Superficially, Colin M. Day’s “Saving Banksy” is about a San Francisco resident who cuts a wall off a Victorian building in order to preserve a piece of street art by Banksy and to prevent its unsanctioned auction for bundles of cash. Where a Nobu is now being built in the Fulton Market area, a confirmed Banksy rested since 2010 at Randolph and Peoria on a brick wall, a rendition of a baby carriage tumbling down a shadow of now-demolished stairs, an homage to “The Untouchables.” The Haight Street Banksy is a rat. A trademark Banksy rat, highly attractive to street-art profiteers, also painted in 2010, when the British artist’s film, “Exit Through the Gift Shop,” played in both cities. The most telling comment comes when street artist Ben Eine tells Day, “It’s the poor street kids and the multibillionaires. We’re doing everything for nothing, and they’re walking home with Banksys for a million dollars.” The interviews with street artists about the ethics of making art and taking art become the true subject of “Saving Banksy,” and a small, spirited conversation with graffiti artists and other passionate voices. The museum curators on view, not so much. 80m. (Ray Pride)
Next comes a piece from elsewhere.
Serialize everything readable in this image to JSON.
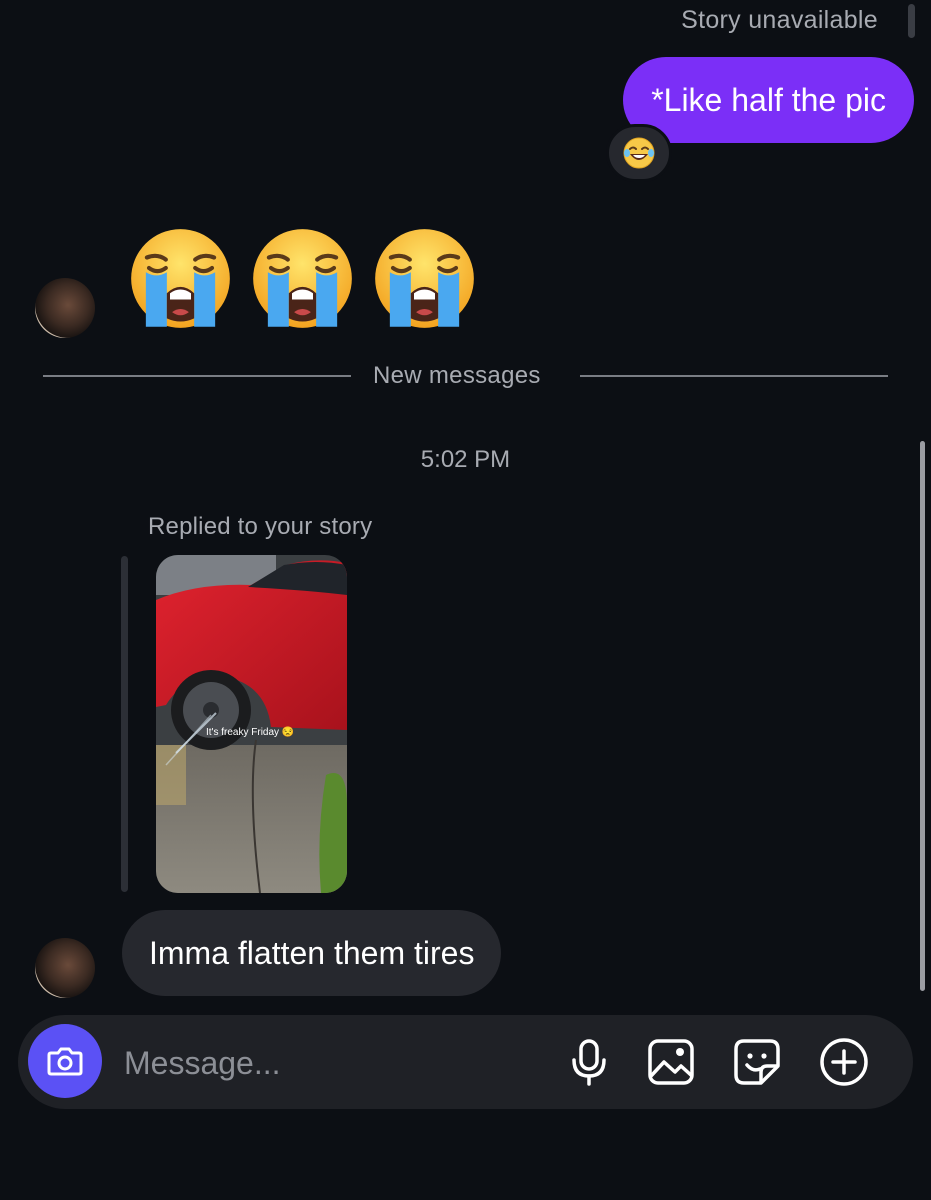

“Saving Banksy” opens Friday, February 3 at Siskel.
Ray Pride is Newcity film critic and a contributing editor of Filmmaker magazine. He is also a photographer: his history of Chicago “Ghost Signs” in words and images is forthcoming. Previews on Twitter (twitter.com/chighostsigns) as well as daily photography on Instagram: instagram.com/raypride. Twitter: twitter.com/RayPride. (Photo: Jorge Colombo.)